LOS ANGELES -- Jamie McCourt on Thursday asked a judge to order the immediate sale of the Dodgers, saying club owner Frank McCourt, her ex-husband, has badly mismanaged the franchise since he fired her as chief executive officer.
A June 22 date was set by Superior Court Judge Scott Gordon to hear arguments on the request, as well as a previous request by Jamie McCourt to compel Frank McCourt to turn over financial documents.
Gordon presided over the former couple's divorce trial and ruled that a post-nuptial agreement giving Frank McCourt sole ownership of the Dodgers was invalid, clearing the way for Jamie McCourt to seek half-ownership of the club under California's community property law.
Thursday's request was made less than a month after Commissioner Bud Selig appointed former Texas Rangers president Tom Schieffer to oversee the team after questions arose about the club's finances.

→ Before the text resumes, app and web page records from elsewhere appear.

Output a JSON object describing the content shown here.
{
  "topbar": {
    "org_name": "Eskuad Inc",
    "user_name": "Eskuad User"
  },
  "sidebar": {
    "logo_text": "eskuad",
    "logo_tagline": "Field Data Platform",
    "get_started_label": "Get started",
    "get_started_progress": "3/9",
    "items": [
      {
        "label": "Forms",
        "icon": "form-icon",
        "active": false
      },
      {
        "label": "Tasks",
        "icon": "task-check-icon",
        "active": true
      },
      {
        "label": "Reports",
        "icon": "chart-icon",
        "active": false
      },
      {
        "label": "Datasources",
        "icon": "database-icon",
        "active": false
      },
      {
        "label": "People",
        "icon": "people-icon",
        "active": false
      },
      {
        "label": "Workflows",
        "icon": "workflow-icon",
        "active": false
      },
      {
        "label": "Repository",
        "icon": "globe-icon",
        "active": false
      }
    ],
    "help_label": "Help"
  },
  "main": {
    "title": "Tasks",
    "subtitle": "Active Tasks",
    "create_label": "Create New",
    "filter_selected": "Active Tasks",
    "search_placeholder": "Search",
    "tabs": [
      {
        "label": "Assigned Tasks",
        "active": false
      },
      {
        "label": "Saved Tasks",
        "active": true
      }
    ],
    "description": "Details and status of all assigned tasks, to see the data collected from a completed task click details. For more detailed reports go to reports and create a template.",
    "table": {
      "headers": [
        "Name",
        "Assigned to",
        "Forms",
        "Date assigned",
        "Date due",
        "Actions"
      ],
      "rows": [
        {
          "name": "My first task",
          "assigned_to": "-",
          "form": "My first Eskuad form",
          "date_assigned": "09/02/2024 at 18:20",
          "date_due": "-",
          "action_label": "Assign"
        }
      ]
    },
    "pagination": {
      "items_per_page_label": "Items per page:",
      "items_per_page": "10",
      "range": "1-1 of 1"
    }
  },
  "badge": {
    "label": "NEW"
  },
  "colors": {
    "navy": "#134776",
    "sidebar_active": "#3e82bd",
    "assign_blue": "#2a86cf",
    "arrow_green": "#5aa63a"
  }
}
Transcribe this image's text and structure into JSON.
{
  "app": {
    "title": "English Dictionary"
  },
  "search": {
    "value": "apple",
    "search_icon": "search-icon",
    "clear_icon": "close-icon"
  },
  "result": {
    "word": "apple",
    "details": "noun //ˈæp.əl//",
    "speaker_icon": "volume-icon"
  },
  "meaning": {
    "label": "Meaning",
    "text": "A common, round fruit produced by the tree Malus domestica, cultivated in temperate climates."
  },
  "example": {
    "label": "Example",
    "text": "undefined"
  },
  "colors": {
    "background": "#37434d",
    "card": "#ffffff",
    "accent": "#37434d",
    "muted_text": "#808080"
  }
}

According to media reports, Frank McCourt will be unable to make the player payroll at the end of the month.
Frank McCourt, however, has said that the club's finances would no longer be a problem if Selig would approve a $3 billion television rights deal McCourt struck with Fox. Selig has said he won't issue a decision on the rights deal until a thorough investigation into the club's finances is completed. There is no timetable on when that investigation will end.
Neither Jamie nor Frank McCourt attended the brief court hearing Thursday, but both sides stipulated to have Gordon conduct settlement talks prior to the next hearing.
According to The Associated Press, Jamie McCourt's attorneys said their client could no longer wait to see what may occur with the Dodgers.
"As I've said all along, my goal is to resolve this situation for my family in a way that also advances the best interests of the Dodgers fans, players and franchise," she said in a statement. "This motion will hopefully provide some momentum in the right direction."
Sorrell Trope, an attorney for Frank McCourt, said his client has no intention of selling the team.
MLB spokesman Pat Courtney declined to comment.
Ken Gurnick is a reporter for MLB.com. This story was not subject to the approval of Major League Baseball or its clubs.